Exercise => Look through the entries below and report how many lines hold the string "text". Only the number is wanted.

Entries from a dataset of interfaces
___

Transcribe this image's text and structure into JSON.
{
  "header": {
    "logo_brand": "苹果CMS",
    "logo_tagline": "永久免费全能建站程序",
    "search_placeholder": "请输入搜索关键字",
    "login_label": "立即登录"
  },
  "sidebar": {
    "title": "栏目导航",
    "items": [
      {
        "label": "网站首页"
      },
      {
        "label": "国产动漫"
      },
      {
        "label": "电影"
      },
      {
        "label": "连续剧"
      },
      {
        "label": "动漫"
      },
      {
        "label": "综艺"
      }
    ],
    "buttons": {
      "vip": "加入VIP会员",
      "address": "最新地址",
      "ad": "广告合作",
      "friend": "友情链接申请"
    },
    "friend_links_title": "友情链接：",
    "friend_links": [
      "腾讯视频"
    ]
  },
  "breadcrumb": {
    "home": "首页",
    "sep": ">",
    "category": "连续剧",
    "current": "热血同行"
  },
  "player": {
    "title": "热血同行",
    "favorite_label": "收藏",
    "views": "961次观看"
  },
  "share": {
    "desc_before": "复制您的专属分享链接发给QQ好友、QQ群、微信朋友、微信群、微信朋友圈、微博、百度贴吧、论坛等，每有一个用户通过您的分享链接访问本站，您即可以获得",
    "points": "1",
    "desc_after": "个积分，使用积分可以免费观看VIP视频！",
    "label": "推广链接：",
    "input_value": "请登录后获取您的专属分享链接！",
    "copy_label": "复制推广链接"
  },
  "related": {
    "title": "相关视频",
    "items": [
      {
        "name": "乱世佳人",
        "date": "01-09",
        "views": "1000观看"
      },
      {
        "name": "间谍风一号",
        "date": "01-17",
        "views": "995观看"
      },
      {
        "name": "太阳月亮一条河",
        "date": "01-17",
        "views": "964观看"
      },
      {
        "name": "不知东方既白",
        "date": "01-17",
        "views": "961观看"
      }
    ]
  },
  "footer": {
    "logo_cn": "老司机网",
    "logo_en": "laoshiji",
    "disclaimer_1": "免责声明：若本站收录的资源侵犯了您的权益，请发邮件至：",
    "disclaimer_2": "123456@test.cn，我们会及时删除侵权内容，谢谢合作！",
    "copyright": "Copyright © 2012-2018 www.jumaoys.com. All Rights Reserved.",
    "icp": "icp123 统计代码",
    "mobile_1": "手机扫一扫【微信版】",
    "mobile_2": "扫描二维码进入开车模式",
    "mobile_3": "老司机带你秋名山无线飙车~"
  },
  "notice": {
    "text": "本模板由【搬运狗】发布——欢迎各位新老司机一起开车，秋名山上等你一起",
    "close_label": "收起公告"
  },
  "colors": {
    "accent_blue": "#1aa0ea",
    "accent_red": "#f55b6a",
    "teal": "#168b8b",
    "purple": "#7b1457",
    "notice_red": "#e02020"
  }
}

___

Written response => 2